Permanent link to Research Bank record:https://hdl.handle.net/10652/3438

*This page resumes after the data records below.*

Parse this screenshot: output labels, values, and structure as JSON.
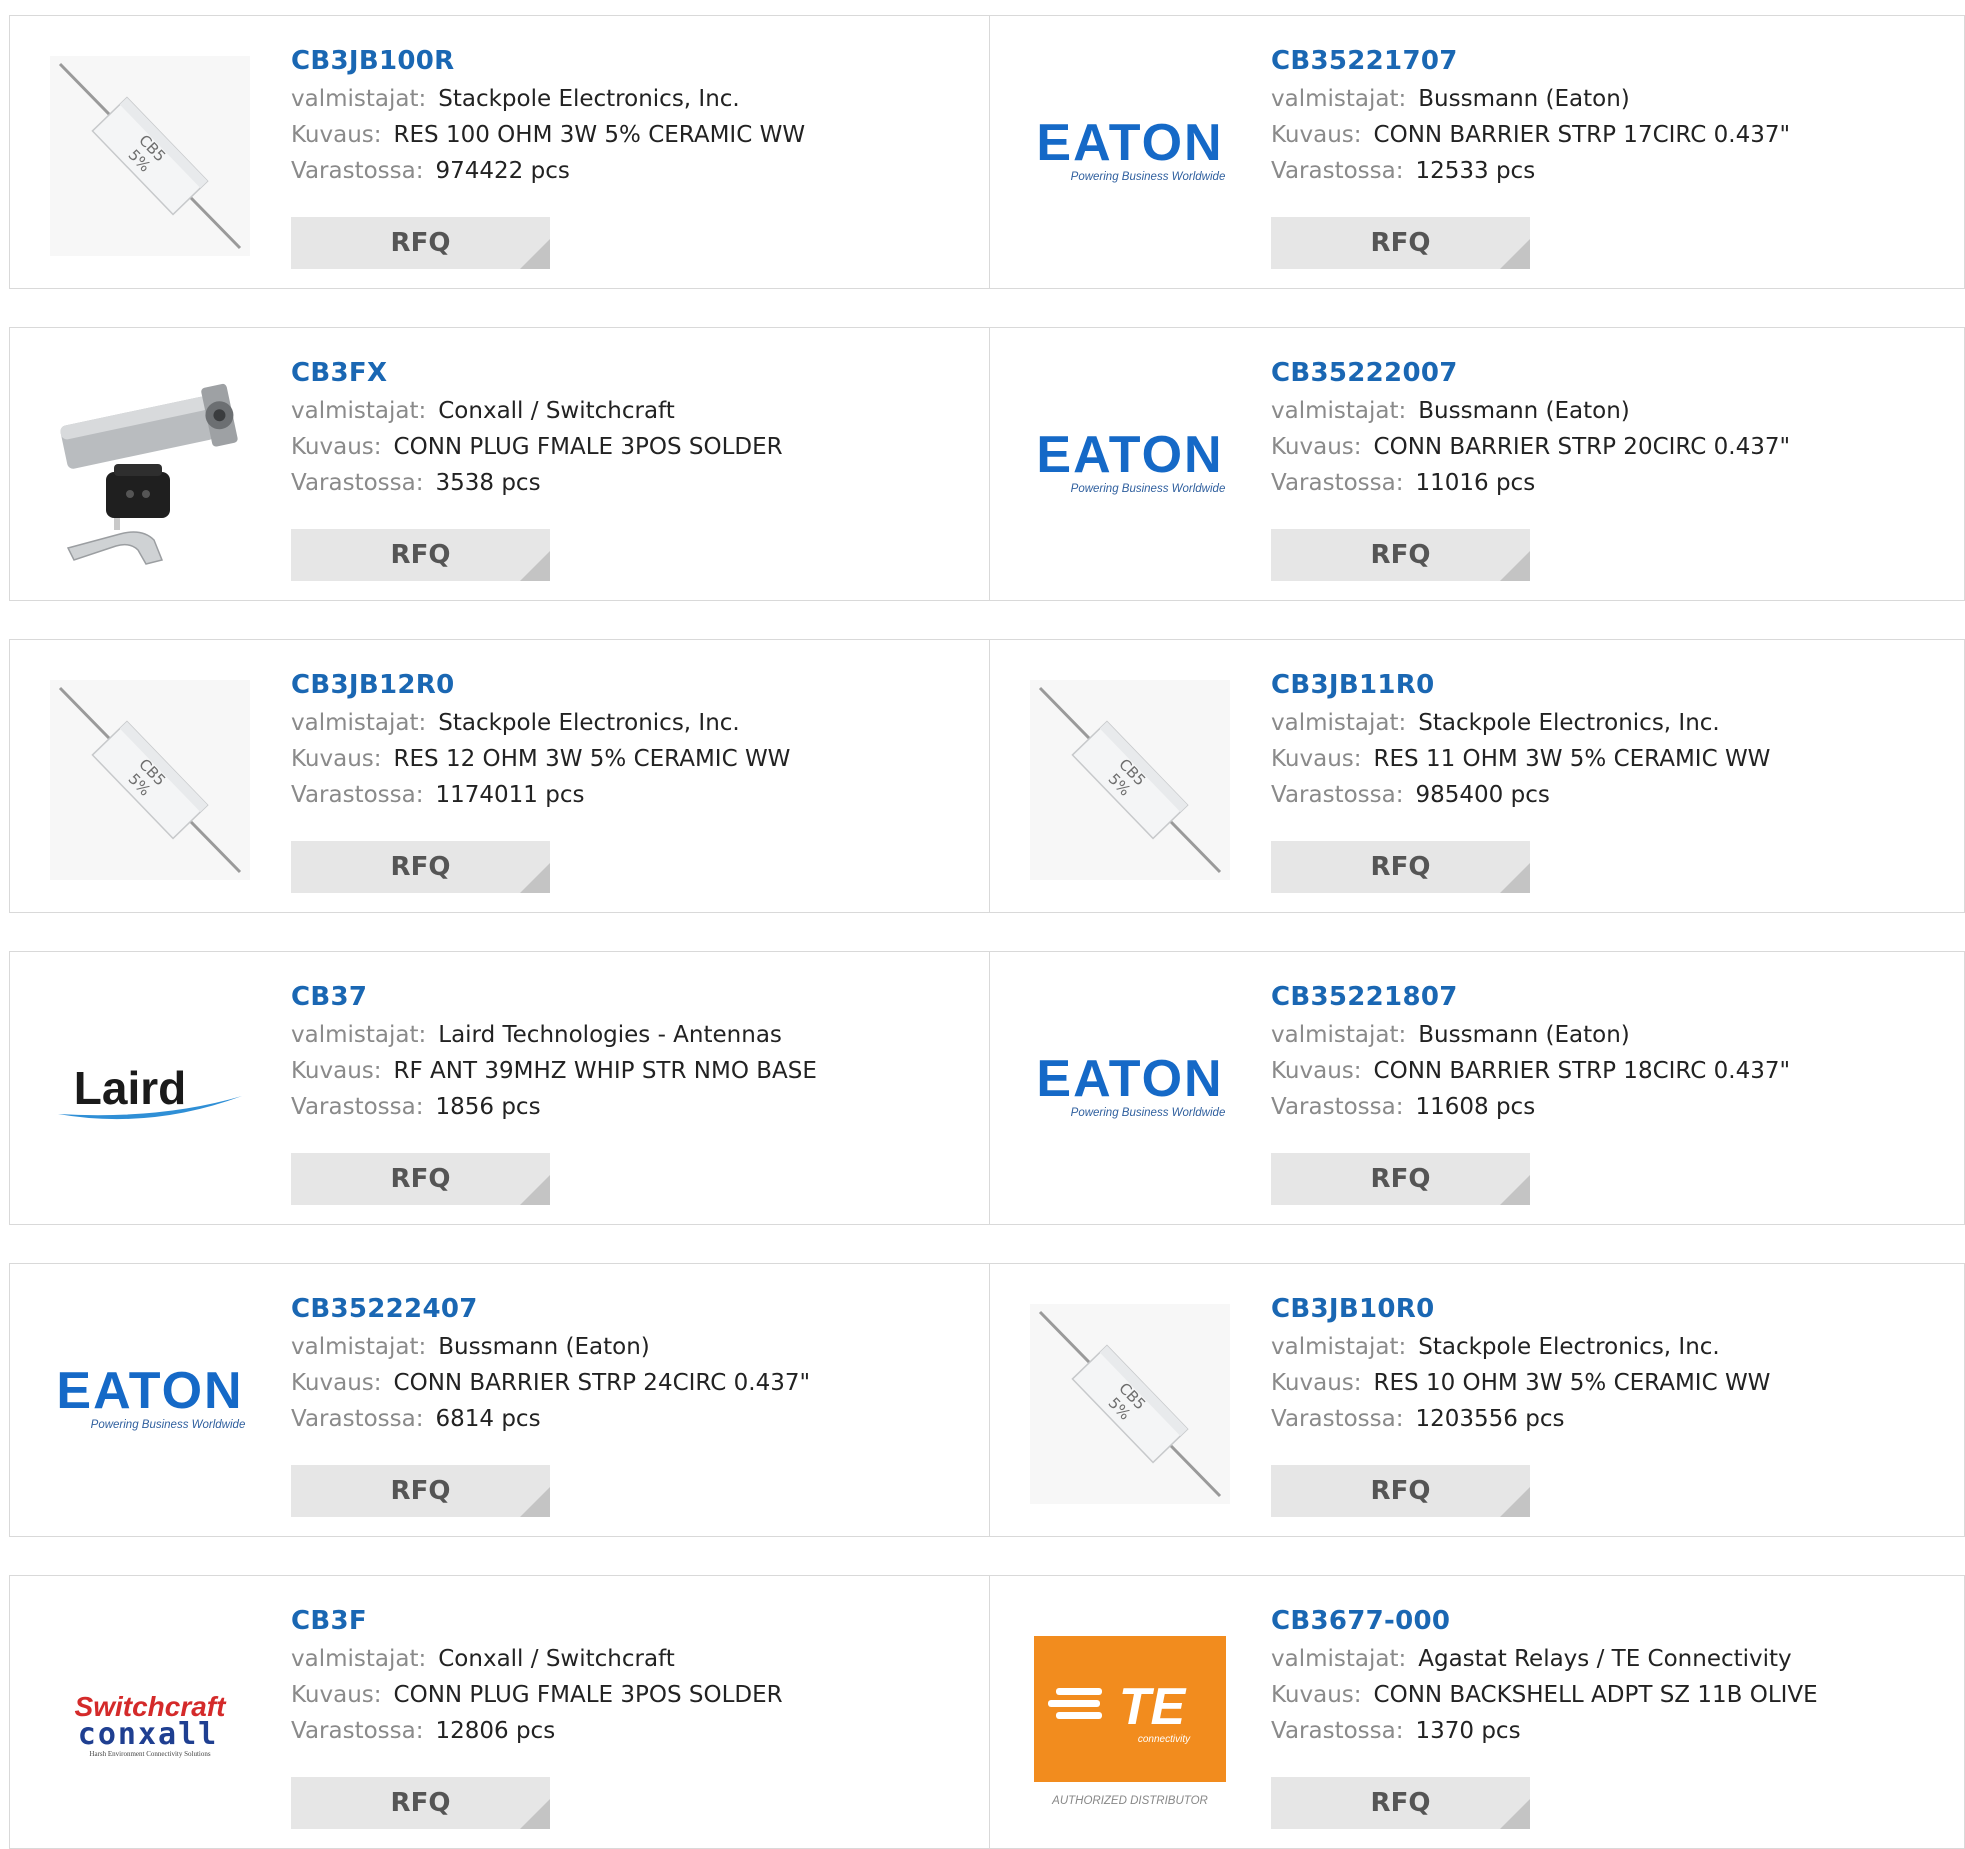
{
  "labels": {
    "manufacturer": "valmistajat:",
    "description": "Kuvaus:",
    "stock": "Varastossa:",
    "rfq": "RFQ"
  },
  "logo_text": {
    "eaton": "EATON",
    "eaton_tagline": "Powering Business Worldwide",
    "laird": "Laird",
    "switchcraft": "Switchcraft",
    "conxall": "conxall",
    "conxall_tagline": "Harsh Environment Connectivity Solutions",
    "te": "TE",
    "te_sub": "connectivity",
    "te_authorized": "AUTHORIZED DISTRIBUTOR",
    "resistor_marking_1": "CB5",
    "resistor_marking_2": "5%"
  },
  "products": [
    {
      "pn": "CB3JB100R",
      "manufacturer": "Stackpole Electronics, Inc.",
      "description": "RES 100 OHM 3W 5% CERAMIC WW",
      "stock": "974422 pcs",
      "image": "resistor-image"
    },
    {
      "pn": "CB35221707",
      "manufacturer": "Bussmann (Eaton)",
      "description": "CONN BARRIER STRP 17CIRC 0.437\"",
      "stock": "12533 pcs",
      "image": "eaton-logo"
    },
    {
      "pn": "CB3FX",
      "manufacturer": "Conxall / Switchcraft",
      "description": "CONN PLUG FMALE 3POS SOLDER",
      "stock": "3538 pcs",
      "image": "connector-plug-image"
    },
    {
      "pn": "CB35222007",
      "manufacturer": "Bussmann (Eaton)",
      "description": "CONN BARRIER STRP 20CIRC 0.437\"",
      "stock": "11016 pcs",
      "image": "eaton-logo"
    },
    {
      "pn": "CB3JB12R0",
      "manufacturer": "Stackpole Electronics, Inc.",
      "description": "RES 12 OHM 3W 5% CERAMIC WW",
      "stock": "1174011 pcs",
      "image": "resistor-image"
    },
    {
      "pn": "CB3JB11R0",
      "manufacturer": "Stackpole Electronics, Inc.",
      "description": "RES 11 OHM 3W 5% CERAMIC WW",
      "stock": "985400 pcs",
      "image": "resistor-image"
    },
    {
      "pn": "CB37",
      "manufacturer": "Laird Technologies - Antennas",
      "description": "RF ANT 39MHZ WHIP STR NMO BASE",
      "stock": "1856 pcs",
      "image": "laird-logo"
    },
    {
      "pn": "CB35221807",
      "manufacturer": "Bussmann (Eaton)",
      "description": "CONN BARRIER STRP 18CIRC 0.437\"",
      "stock": "11608 pcs",
      "image": "eaton-logo"
    },
    {
      "pn": "CB35222407",
      "manufacturer": "Bussmann (Eaton)",
      "description": "CONN BARRIER STRP 24CIRC 0.437\"",
      "stock": "6814 pcs",
      "image": "eaton-logo"
    },
    {
      "pn": "CB3JB10R0",
      "manufacturer": "Stackpole Electronics, Inc.",
      "description": "RES 10 OHM 3W 5% CERAMIC WW",
      "stock": "1203556 pcs",
      "image": "resistor-image"
    },
    {
      "pn": "CB3F",
      "manufacturer": "Conxall / Switchcraft",
      "description": "CONN PLUG FMALE 3POS SOLDER",
      "stock": "12806 pcs",
      "image": "switchcraft-conxall-logo"
    },
    {
      "pn": "CB3677-000",
      "manufacturer": "Agastat Relays / TE Connectivity",
      "description": "CONN BACKSHELL ADPT SZ 11B OLIVE",
      "stock": "1370 pcs",
      "image": "te-connectivity-logo"
    }
  ],
  "colors": {
    "part_number": "#1a67b3",
    "label": "#8a8a8a",
    "value": "#222222",
    "rfq_bg": "#e6e6e6",
    "rfq_text": "#555555",
    "border": "#d9d9d9",
    "eaton_blue": "#1569c7",
    "te_orange": "#f28c1e",
    "switchcraft_red": "#d42a2a",
    "conxall_blue": "#1f3f91"
  }
}
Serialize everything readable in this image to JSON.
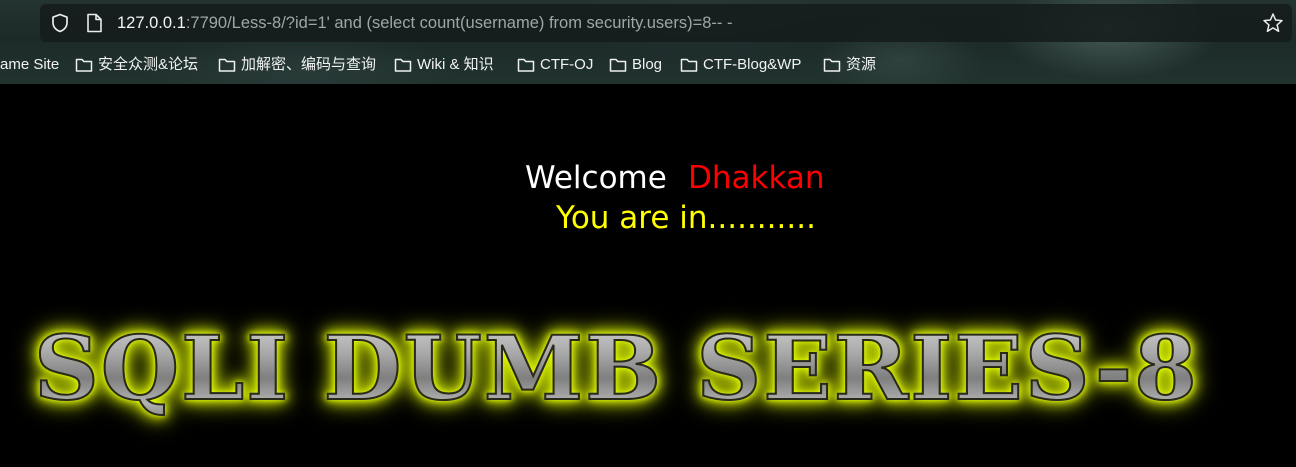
{
  "browser": {
    "url_host": "127.0.0.1",
    "url_rest": ":7790/Less-8/?id=1' and (select count(username) from security.users)=8-- -",
    "bookmarks": [
      {
        "label": "ame Site",
        "folder": false
      },
      {
        "label": "安全众测&论坛",
        "folder": true
      },
      {
        "label": "加解密、编码与查询",
        "folder": true
      },
      {
        "label": "Wiki & 知识",
        "folder": true
      },
      {
        "label": "CTF-OJ",
        "folder": true
      },
      {
        "label": "Blog",
        "folder": true
      },
      {
        "label": "CTF-Blog&WP",
        "folder": true
      },
      {
        "label": "资源",
        "folder": true
      }
    ]
  },
  "page": {
    "welcome": "Welcome",
    "user": "Dhakkan",
    "status": "You are in...........",
    "banner": "SQLI DUMB SERIES-8"
  },
  "colors": {
    "welcome": "#ffffff",
    "user": "#ff0000",
    "status": "#ffff00",
    "banner_glow": "#e8ff00"
  }
}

The possible benefits of digital games for language learning and teaching have received increasing interest in recent years. Games are said, amongst others, to be motivating, to lower affective barriers in learning, and to encourage foreign or second language (L2) interaction. But how do learners actually experience the use of games? What impact does gameplay have on students’ perceptions of themselves as learners, and how does this affect their learning practice? These questions are important as they are likely to influence the success of digital game-based language learning, and as a result the way teachers might integrate games into the curriculum. In this study we investigated the experiences of five students who had participated in a fifteen-week game-based learning program at a university in Thailand. We conducted six interviews with each of them (for a total of 30 interviews) to identify what impact gameplay had in particular on their willingness to communicate in English (MacIntyre, Dörnyei, Clément & Noels, 1998). The results showed that gameplay had a number of benefits for the participants in this study, in particular in terms of lowering their affective barriers to learning and increasing their willingness to communicate. We discuss the implications of these results in terms of further research and classroom practice.